Friday, March 10, 2017

Is Blacklock’s Now Engaging in a Strategy of Start, Stay and Delay? 

Here are the latest docket entries for T-2090-14 from the Federal Court dealing with the litany of litigation totaling 13 lawsuits against the Federal Government or its agencies. Reading this and the suggestion by iPolitics quoted recently by me here, it would seem to appear that Blacklock’s wants to stay all of these lawsuits other than T-117-17 Blacklock’s v. Attorney General of Canada re Health Canada for $90,100.55 + punitive damages of $25,000.

Date Filed
Recorded Entry Summary
Order dated 09-MAR-2017 rendered by Mireille Tabib, Prothonotary Matter considered with personal appearance The Court's decision is with regard to Case Management Conference Result: 1. The Plaintiff shall, no later than March 21, 2017, serve and file a motion record on any motion to stay any or all of the related actions in favour of another. A single motion record, in three copies, may be filed in respect of all of the related actions to which it relates. Such motion record is to be filed in Court file T-2090-14, and shall bear the style of cause and file numbers of all actions to which it relates. 2. The responding motion record of the Attorney General shall be served and filed no later than April 4, 2017. The Attorney General¿s motion record may contain a cross-motion for alternate remedies, and may likewise be filed as a single record for all relevant actions, in three copies, in Court file T-2090-14. 3. The Plaintiff maye serve and file a responding motion record to the cross-motion(s), by April 18, 2017. The Plaintiff may address all cross-motion(s) of the Attorney General in a single record, to be filed in T-2090-14, in three copies. 4. The motion for a stay will be heard in Ottawa beginning at 9:30 a.m. on May 2, 2017 for a duration not exceeding three hours.

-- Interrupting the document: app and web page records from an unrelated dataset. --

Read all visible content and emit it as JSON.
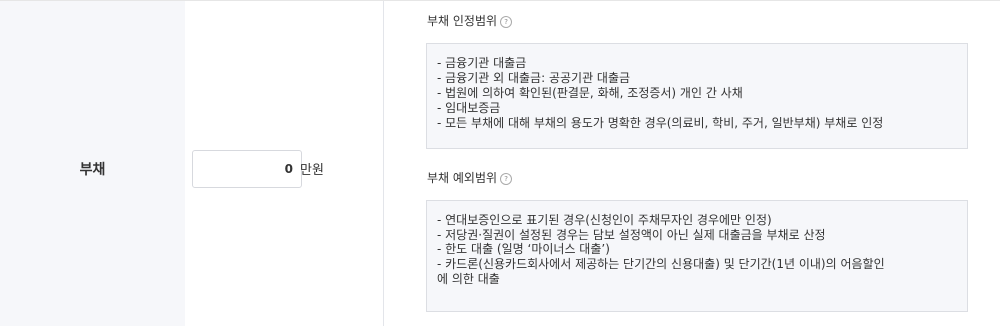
{
  "row": {
    "label": "부채",
    "amount": {
      "value": "0",
      "unit": "만원"
    }
  },
  "recognized": {
    "title": "부채 인정범위",
    "icon": "help-circle-icon",
    "lines": [
      "- 금융기관 대출금",
      "- 금융기관 외 대출금: 공공기관 대출금",
      "- 법원에 의하여 확인된(판결문, 화해, 조정증서) 개인 간 사채",
      "- 임대보증금",
      "- 모든 부채에 대해 부채의 용도가 명확한 경우(의료비, 학비, 주거, 일반부채) 부채로 인정"
    ]
  },
  "excluded": {
    "title": "부채 예외범위",
    "icon": "help-circle-icon",
    "lines": [
      "- 연대보증인으로 표기된 경우(신청인이 주채무자인 경우에만 인정)",
      "- 저당권·질권이 설정된 경우는 담보 설정액이 아닌 실제 대출금을 부채로 산정",
      "- 한도 대출 (일명 ‘마이너스 대출’)",
      "- 카드론(신용카드회사에서 제공하는 단기간의 신용대출) 및 단기간(1년 이내)의 어음할인",
      "에 의한 대출"
    ]
  }
}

Filed on 09-MAR-2017 certified copies sent to parties Transmittal Letters placed on file. entered in J. & O. Book, volume 1328 page(s) 259 - 260 Interlocutory Decision
Ottawa 06-MAR-2017 BEFORE Mireille Tabib, Prothonotary Language: E Before the Court: Case Management Conference Result of Hearing: An Order will issue; T-117-17/T-132-17/T-133-17/T-134-17 will be added as related newly case managed files held in chambers by way of Conference Call Duration per day: 06-MAR-2017 from 10:00 to 11:10 Courtroom : Judge's Chambers - Ottawa Court Registrar: Christen Clement Total Duration: 1h10min Appearances: Yavar Hameed 613-627-2974 representing Plaintiff Alex Kaufman & Sarah Sherhols 613-670-6294 representing Defendant Andrea Pitts 613-787-3576 representing Defendant Allan Matte 819-994-2226 representing Defendant Ariel Thomas 613-696-6879 representing Defendant Comments: The following files were all heard together: T-2090-14/T-269-15/T-477-15/ T-745-15/T-897-15/T-1085-15/T-1234-15/T-1726-15/T-1862-15/T-2042-16 Minutes were taken in T-2090-14 only. Minutes of Hearing entered in Vol. 971 page(s) 80 - 90 Abstract of Hearing placed on file
(highlight added)

Interestingly, Blacklock’s had previously unsuccessfully appealed an order of March 3, 2016 by Mme Prothonotary Tabib imposing a stay  on nine of the ten actions at the time against the Federal Government or its agencies about a year ago.

Now Blacklock’s seems to want to call time out – apparently on all but one of its now baker’s dozen of such cases. It’s unusual to start and then seek to stay one’s own action. Indeed, the Federal Court generally pushes these things along according to the clear timelines set out in the Rules, which can be adjusted as appropriate by the efficient case management practices of the case management judges, in this instance Mme Prothonotary Tabib. The days of long, leisurely and frequent adjournments and delays in civil litigation are long over. An action that has been started and stayed can still run up costs for a defendant – and may, whether rightly or wrongly, put pressure on a party to settle the litigation.

Blacklock’s has lost virtually every important procedural and substantive battle to date in the Federal Court.  Its Small Claims Court victory is of essentially no legal consequence. Blacklock’s is also appealing the $65,000 costs order from its major loss in the first Federal Court case to go to trial. As I have said, such appeals are rarely successful. Has Blacklock’s bitten off more than it can chew?

On the other hand, will the Federal Government and its agencies – many but not all of which are being represented by the same counsel at the Department of Justice – want to fight several cases at once, despite having far more resources than Blacklock’s?  Are there common issues than can be dealt with early in a way that might best serve judicial economy, Canadian taxpayers and, indeed, Blacklock’s itself? It will be interesting to see how the Government responds to Blacklock’s apparent new strategy of start, stay and delay in its litany of litigation.


No comments:

Post a Comment